As an employee, your personal work style and approach may not matter much to anyone beyond your boss and immediate team members. However, when you become a leader, your behaviors and skills are suddenly in the spotlight.
Because so many people are relying on you for guidance and inspiration, it's important to examine your habits and consider how they might be perceived in your leadership role. In her book, "The 9 Types of Leadership: Mastering the Art of People in the 21st Century Workplace" (Post Hill Press, 2017), author Beatrice Chestnut, Ph.D., defines nine different leadership styles.
"The nine types ... are based on the nine personality styles articulated by the Enneagram model, a typology arrayed around an ancient symbol that has roots in timeless wisdom traditions," Chestnut told Business News Daily. "Each type is characterized by a specific focus on attention as well as specific strengths, motivations and blind spots." [See Related Story: 5 Common Leadership Mistakes You're Probably Making]
According to Chestnut, these are the focus areas of each leadership type:
1. Quality. This type of leader focuses on improvement, getting things right, making things as perfect as they can be, being ethical, following the rules and applying high standards.

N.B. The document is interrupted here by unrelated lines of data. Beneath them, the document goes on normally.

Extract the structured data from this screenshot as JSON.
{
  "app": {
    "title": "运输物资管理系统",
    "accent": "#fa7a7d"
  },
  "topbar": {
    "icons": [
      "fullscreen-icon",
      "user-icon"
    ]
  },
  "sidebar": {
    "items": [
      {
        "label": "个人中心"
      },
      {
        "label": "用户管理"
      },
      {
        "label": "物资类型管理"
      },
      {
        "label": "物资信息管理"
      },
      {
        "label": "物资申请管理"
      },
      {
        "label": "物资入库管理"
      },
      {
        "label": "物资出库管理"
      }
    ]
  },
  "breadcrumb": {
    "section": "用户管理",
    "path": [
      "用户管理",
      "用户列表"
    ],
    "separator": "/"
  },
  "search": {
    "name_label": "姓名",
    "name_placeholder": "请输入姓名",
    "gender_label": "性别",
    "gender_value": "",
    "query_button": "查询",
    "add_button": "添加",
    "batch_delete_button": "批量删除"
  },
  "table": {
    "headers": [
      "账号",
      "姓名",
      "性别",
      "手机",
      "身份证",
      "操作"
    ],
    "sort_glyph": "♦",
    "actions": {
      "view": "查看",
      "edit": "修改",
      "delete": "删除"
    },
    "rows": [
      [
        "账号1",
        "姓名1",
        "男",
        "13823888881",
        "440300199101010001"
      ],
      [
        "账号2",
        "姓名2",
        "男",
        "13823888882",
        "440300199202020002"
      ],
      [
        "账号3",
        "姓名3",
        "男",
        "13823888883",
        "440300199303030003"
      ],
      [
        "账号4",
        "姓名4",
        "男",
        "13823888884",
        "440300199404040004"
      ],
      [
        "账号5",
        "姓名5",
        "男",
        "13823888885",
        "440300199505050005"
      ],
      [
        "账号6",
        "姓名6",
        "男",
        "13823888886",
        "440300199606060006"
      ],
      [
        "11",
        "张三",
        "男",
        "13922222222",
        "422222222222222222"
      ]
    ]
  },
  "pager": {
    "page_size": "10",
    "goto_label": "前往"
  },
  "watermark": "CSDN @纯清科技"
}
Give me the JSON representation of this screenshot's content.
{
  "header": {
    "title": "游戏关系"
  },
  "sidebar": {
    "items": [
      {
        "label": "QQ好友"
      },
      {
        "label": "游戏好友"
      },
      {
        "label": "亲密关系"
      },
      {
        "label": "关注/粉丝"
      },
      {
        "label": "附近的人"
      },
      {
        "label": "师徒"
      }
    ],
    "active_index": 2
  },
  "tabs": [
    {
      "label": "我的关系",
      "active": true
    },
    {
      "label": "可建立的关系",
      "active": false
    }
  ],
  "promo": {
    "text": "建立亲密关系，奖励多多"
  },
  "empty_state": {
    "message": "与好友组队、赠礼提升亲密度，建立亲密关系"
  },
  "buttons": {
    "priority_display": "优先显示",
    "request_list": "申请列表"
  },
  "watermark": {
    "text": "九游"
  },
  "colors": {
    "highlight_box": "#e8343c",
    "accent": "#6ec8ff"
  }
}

2. Pleasing people. This leader focuses on being liked, creating relationships, strategically supporting others to make themselves indispensable and empowering people.
3. Work tasks and goals. This type of leader wants to be efficient and productive and have the image of someone who is a successful achiever.

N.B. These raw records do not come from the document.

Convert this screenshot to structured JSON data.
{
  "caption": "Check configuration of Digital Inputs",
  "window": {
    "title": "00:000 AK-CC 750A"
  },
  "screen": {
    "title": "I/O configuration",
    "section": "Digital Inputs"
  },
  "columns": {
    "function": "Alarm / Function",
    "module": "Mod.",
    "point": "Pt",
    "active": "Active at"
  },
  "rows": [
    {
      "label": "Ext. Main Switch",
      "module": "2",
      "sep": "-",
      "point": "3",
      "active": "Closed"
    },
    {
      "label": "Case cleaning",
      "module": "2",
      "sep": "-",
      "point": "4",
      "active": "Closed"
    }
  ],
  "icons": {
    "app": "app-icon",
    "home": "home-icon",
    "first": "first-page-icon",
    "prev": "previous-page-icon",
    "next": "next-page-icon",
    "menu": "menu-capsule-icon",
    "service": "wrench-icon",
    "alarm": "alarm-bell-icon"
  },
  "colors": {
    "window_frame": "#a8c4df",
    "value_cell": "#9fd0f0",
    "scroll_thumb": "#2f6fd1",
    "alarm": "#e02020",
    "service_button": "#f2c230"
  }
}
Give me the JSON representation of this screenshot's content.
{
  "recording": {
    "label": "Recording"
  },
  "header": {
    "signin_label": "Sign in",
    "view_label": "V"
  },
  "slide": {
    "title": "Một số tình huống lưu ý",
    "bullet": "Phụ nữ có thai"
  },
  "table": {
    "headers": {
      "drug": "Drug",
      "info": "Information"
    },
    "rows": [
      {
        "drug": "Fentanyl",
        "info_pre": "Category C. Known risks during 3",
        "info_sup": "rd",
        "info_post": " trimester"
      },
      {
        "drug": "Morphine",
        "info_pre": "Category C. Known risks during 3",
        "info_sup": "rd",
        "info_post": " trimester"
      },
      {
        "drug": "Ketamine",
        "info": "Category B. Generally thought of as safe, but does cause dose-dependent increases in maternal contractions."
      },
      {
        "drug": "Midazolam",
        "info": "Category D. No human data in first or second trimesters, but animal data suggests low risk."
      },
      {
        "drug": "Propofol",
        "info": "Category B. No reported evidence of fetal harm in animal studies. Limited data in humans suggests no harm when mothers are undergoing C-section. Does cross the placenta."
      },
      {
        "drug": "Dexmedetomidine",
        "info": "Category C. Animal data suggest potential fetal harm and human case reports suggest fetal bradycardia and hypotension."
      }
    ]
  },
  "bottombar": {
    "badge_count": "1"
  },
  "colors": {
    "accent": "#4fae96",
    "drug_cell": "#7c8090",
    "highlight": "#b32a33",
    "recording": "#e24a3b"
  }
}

4. Emotions. This leader is focused on their internal experience and on expressing themselves so that people will understand and see them as being unique and special.
5. Data and work-related information. This leader is more comfortable operating on the intellectual level (as opposed to the emotional level), and is objective, analytical, private, and likes to work independently.
6. Potential problems. This leader focuses on noticing what might go wrong, forecasting problems before they happen so they can prepare for them ahead of time. This type of leader is an insightful problem solver who watches out for threats, is a good troubleshooter and specializes in assessing risks.
7. Innovation. This leader focuses on coming up with new ideas and planning for the future. This leadership style is optimistic, enthusiastic and automatically reframes negatives into positives.
8. Power and control. This leader prefers big-picture thinking to figuring out the details, likes to make big things happen, and has an easier time dealing with conflict and confrontation than some of the other types.
9. Creating harmony. This type of leader leads by consensus. They are a natural mediator, and want to make sure everyone is heard and that different points of view are considered when making plans and coming to decisions.
Playing to your strengths
Each of the nine types of leaders are equal in their capacity for being effective, said Chestnut. However, some types are more oriented to being effective, based on the individual leader's motivations.
"How effective a specific type of person is ... is based on two things: First, their personality style and its characteristic focus of attention and habitual patterns of thinking, feeling and behaving; second, how self-aware, developed and healthy they are," Chestnut said. "Every type can grow to leverage their strengths more consciously and address their specific challenges so they can be more effective."
Chestnut noted that leaders are most powerful when they can model self-awareness and self-development for the people they lead. It's important to become more aware of what you do well and what gets in your way of being effective, she said. By understanding the strengths of your type, you can apply your natural talents more consciously and strategically.
Conversely, Chestnut added, recognizing your challenges allows you to develop those areas of weakness so they don't hold you back as a leader.
The above types of leadership offer a framework for understanding that different people have different worldviews.
"By helping leaders to see their habitual patterns, they can … ultimately make more conscious choices about the things they do and model a greater degree of self-awareness as a way of inspiring the people they work with," Chestnut said.